## RAW DATA
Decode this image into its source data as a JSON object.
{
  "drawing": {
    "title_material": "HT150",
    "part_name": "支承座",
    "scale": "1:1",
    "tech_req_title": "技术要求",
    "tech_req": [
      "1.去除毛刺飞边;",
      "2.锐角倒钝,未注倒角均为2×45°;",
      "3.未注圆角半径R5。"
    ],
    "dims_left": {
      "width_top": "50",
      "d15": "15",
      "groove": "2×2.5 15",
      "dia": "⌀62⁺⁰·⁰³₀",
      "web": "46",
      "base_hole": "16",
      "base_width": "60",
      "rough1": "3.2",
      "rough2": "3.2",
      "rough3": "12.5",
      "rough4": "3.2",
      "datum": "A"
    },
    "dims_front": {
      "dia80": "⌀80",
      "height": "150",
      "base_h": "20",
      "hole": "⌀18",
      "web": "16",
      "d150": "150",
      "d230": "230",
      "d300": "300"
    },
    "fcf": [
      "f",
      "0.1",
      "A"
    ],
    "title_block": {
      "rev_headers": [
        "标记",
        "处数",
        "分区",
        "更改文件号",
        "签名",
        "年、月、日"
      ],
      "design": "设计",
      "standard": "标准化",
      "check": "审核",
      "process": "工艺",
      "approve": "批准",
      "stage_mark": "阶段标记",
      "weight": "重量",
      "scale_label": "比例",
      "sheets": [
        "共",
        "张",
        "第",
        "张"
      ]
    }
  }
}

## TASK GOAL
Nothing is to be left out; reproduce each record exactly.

## ANSWER SECTION
Decode this image into its source data as a JSON object.
{
  "drawing": {
    "title_material": "HT150",
    "part_name": "支承座",
    "scale": "1:1",
    "tech_req_title": "技术要求",
    "tech_req": [
      "1.去除毛刺飞边;",
      "2.锐角倒钝,未注倒角均为2×45°;",
      "3.未注圆角半径R5。"
    ],
    "dims_left": {
      "width_top": "50",
      "d15": "15",
      "groove": "2×2.5 15",
      "dia": "⌀62⁺⁰·⁰³₀",
      "web": "46",
      "base_hole": "16",
      "base_width": "60",
      "rough1": "3.2",
      "rough2": "3.2",
      "rough3": "12.5",
      "rough4": "3.2",
      "datum": "A"
    },
    "dims_front": {
      "dia80": "⌀80",
      "height": "150",
      "base_h": "20",
      "hole": "⌀18",
      "web": "16",
      "d150": "150",
      "d230": "230",
      "d300": "300"
    },
    "fcf": [
      "f",
      "0.1",
      "A"
    ],
    "title_block": {
      "rev_headers": [
        "标记",
        "处数",
        "分区",
        "更改文件号",
        "签名",
        "年、月、日"
      ],
      "design": "设计",
      "standard": "标准化",
      "check": "审核",
      "process": "工艺",
      "approve": "批准",
      "stage_mark": "阶段标记",
      "weight": "重量",
      "scale_label": "比例",
      "sheets": [
        "共",
        "张",
        "第",
        "张"
      ]
    }
  }
}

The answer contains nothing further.